Decree affirmed. This is an appeal from a final decree of the Superior Court under G. L. c. 40A, Section 21, as amended, which annulled a decision of the board of appeals of Duxbury as in excess of its authority. The board's decision denied the plaintiff permission to build a dwelling house giving as a reason that there would be a violation of a zoning by-law relating to minimum size and frontage of lots. The by-law is unique, and the only question is one of its individual interpretation. We are of opinion that the judge made the right interpretation.
Decree affirmed. The plaintiffs have appealed from a final decree dismissing their bill to enjoin a private nuisance on the premises of the defendant. The parties are neighbors residing in a residential section on the edge of Wellesley and Weston. A master, to whom the case was referred, found that, for a period of three or more years, the defendant has permitted his son, a boy of high school age, and sometimes his friends, to use his property in pursuance of the hobby of dismantling and repairing old automobiles. From the end of 1958 to the spring of 1960, four cars were dismantled and most of their parts taken to the junk yard. Some of the work was done with an acetylene torch.

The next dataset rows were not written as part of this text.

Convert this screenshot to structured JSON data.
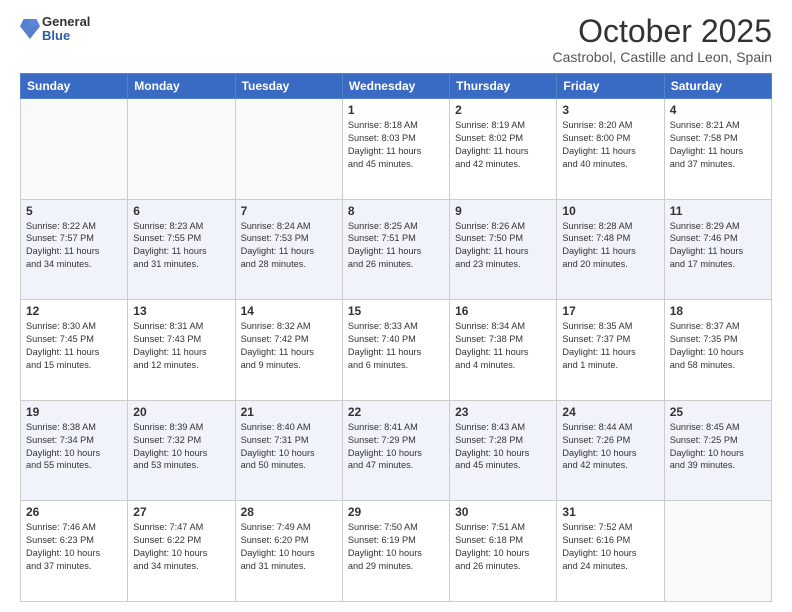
{
  "header": {
    "logo_general": "General",
    "logo_blue": "Blue",
    "month_title": "October 2025",
    "location": "Castrobol, Castille and Leon, Spain"
  },
  "weekdays": [
    "Sunday",
    "Monday",
    "Tuesday",
    "Wednesday",
    "Thursday",
    "Friday",
    "Saturday"
  ],
  "weeks": [
    [
      {
        "day": "",
        "info": ""
      },
      {
        "day": "",
        "info": ""
      },
      {
        "day": "",
        "info": ""
      },
      {
        "day": "1",
        "info": "Sunrise: 8:18 AM\nSunset: 8:03 PM\nDaylight: 11 hours\nand 45 minutes."
      },
      {
        "day": "2",
        "info": "Sunrise: 8:19 AM\nSunset: 8:02 PM\nDaylight: 11 hours\nand 42 minutes."
      },
      {
        "day": "3",
        "info": "Sunrise: 8:20 AM\nSunset: 8:00 PM\nDaylight: 11 hours\nand 40 minutes."
      },
      {
        "day": "4",
        "info": "Sunrise: 8:21 AM\nSunset: 7:58 PM\nDaylight: 11 hours\nand 37 minutes."
      }
    ],
    [
      {
        "day": "5",
        "info": "Sunrise: 8:22 AM\nSunset: 7:57 PM\nDaylight: 11 hours\nand 34 minutes."
      },
      {
        "day": "6",
        "info": "Sunrise: 8:23 AM\nSunset: 7:55 PM\nDaylight: 11 hours\nand 31 minutes."
      },
      {
        "day": "7",
        "info": "Sunrise: 8:24 AM\nSunset: 7:53 PM\nDaylight: 11 hours\nand 28 minutes."
      },
      {
        "day": "8",
        "info": "Sunrise: 8:25 AM\nSunset: 7:51 PM\nDaylight: 11 hours\nand 26 minutes."
      },
      {
        "day": "9",
        "info": "Sunrise: 8:26 AM\nSunset: 7:50 PM\nDaylight: 11 hours\nand 23 minutes."
      },
      {
        "day": "10",
        "info": "Sunrise: 8:28 AM\nSunset: 7:48 PM\nDaylight: 11 hours\nand 20 minutes."
      },
      {
        "day": "11",
        "info": "Sunrise: 8:29 AM\nSunset: 7:46 PM\nDaylight: 11 hours\nand 17 minutes."
      }
    ],
    [
      {
        "day": "12",
        "info": "Sunrise: 8:30 AM\nSunset: 7:45 PM\nDaylight: 11 hours\nand 15 minutes."
      },
      {
        "day": "13",
        "info": "Sunrise: 8:31 AM\nSunset: 7:43 PM\nDaylight: 11 hours\nand 12 minutes."
      },
      {
        "day": "14",
        "info": "Sunrise: 8:32 AM\nSunset: 7:42 PM\nDaylight: 11 hours\nand 9 minutes."
      },
      {
        "day": "15",
        "info": "Sunrise: 8:33 AM\nSunset: 7:40 PM\nDaylight: 11 hours\nand 6 minutes."
      },
      {
        "day": "16",
        "info": "Sunrise: 8:34 AM\nSunset: 7:38 PM\nDaylight: 11 hours\nand 4 minutes."
      },
      {
        "day": "17",
        "info": "Sunrise: 8:35 AM\nSunset: 7:37 PM\nDaylight: 11 hours\nand 1 minute."
      },
      {
        "day": "18",
        "info": "Sunrise: 8:37 AM\nSunset: 7:35 PM\nDaylight: 10 hours\nand 58 minutes."
      }
    ],
    [
      {
        "day": "19",
        "info": "Sunrise: 8:38 AM\nSunset: 7:34 PM\nDaylight: 10 hours\nand 55 minutes."
      },
      {
        "day": "20",
        "info": "Sunrise: 8:39 AM\nSunset: 7:32 PM\nDaylight: 10 hours\nand 53 minutes."
      },
      {
        "day": "21",
        "info": "Sunrise: 8:40 AM\nSunset: 7:31 PM\nDaylight: 10 hours\nand 50 minutes."
      },
      {
        "day": "22",
        "info": "Sunrise: 8:41 AM\nSunset: 7:29 PM\nDaylight: 10 hours\nand 47 minutes."
      },
      {
        "day": "23",
        "info": "Sunrise: 8:43 AM\nSunset: 7:28 PM\nDaylight: 10 hours\nand 45 minutes."
      },
      {
        "day": "24",
        "info": "Sunrise: 8:44 AM\nSunset: 7:26 PM\nDaylight: 10 hours\nand 42 minutes."
      },
      {
        "day": "25",
        "info": "Sunrise: 8:45 AM\nSunset: 7:25 PM\nDaylight: 10 hours\nand 39 minutes."
      }
    ],
    [
      {
        "day": "26",
        "info": "Sunrise: 7:46 AM\nSunset: 6:23 PM\nDaylight: 10 hours\nand 37 minutes."
      },
      {
        "day": "27",
        "info": "Sunrise: 7:47 AM\nSunset: 6:22 PM\nDaylight: 10 hours\nand 34 minutes."
      },
      {
        "day": "28",
        "info": "Sunrise: 7:49 AM\nSunset: 6:20 PM\nDaylight: 10 hours\nand 31 minutes."
      },
      {
        "day": "29",
        "info": "Sunrise: 7:50 AM\nSunset: 6:19 PM\nDaylight: 10 hours\nand 29 minutes."
      },
      {
        "day": "30",
        "info": "Sunrise: 7:51 AM\nSunset: 6:18 PM\nDaylight: 10 hours\nand 26 minutes."
      },
      {
        "day": "31",
        "info": "Sunrise: 7:52 AM\nSunset: 6:16 PM\nDaylight: 10 hours\nand 24 minutes."
      },
      {
        "day": "",
        "info": ""
      }
    ]
  ]
}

On four occasions since the suit was brought in 1959 different old cars have been the subject of substantial repair work. The plaintiffs have been annoyed by the noise of the work, and the unsightly appearance of the old cars and the equipment used in working on them. The acts complained of have been sporadic. The existence of a nuisance is a question of fact to be determined from all the circumstances. Ferriter v. Herlihy, 287 Mass. 138 , 143. Kasper v. H. P. Hood & Sons, Inc. 291 Mass. 24 , 27. It cannot be said from the reported facts that the use of the defendant's premises has been so persistent and unreasonable that an injunction is justified.
Exceptions overruled. In this action of tort the judge directed a verdict for the defendants, subject to the plaintiff's exception. There was evidence
of the following: The plaintiff and her daughter visited the home of the defendants for social purposes. During the visit they stated that they were going to the bathroom, which was on the second floor. They had been to the defendants' home on prior occasions but there was no evidence that they had ever been upstairs. When they went up the stairs there was no light in the upper hall. As the plaintiff was approaching the second floor landing she "called down to . . . the defendants . . . `Where is the light?'" One of the defendants replied, "It's on the wall, keep walking and you'll find it." The plaintiff "thereupon turned right at the second floor landing" and while "feeling" for the light switch she "fell down an open stairway that she knew nothing about." The stairway was unlighted and there were no barriers or handrails; it was "located at the right of the upper landing and within several feet or "two or three steps' of the head of the first stairway and off the same landing." The plaintiff, who was a guest of the defendants, could recover only upon proof of gross negligence. Comeau v. Comeau, 285 Mass. 578 . The evidence would not warrant a finding of gross negligence and the judge rightly directed a verdict for the defendants. See Aragona v. Parrella, 325 Mass. 583 ; Palter v. Zarinsky, 338 Mass. 256 ; Holiday v. First Parish Church of Groton, 339 Mass. 692 .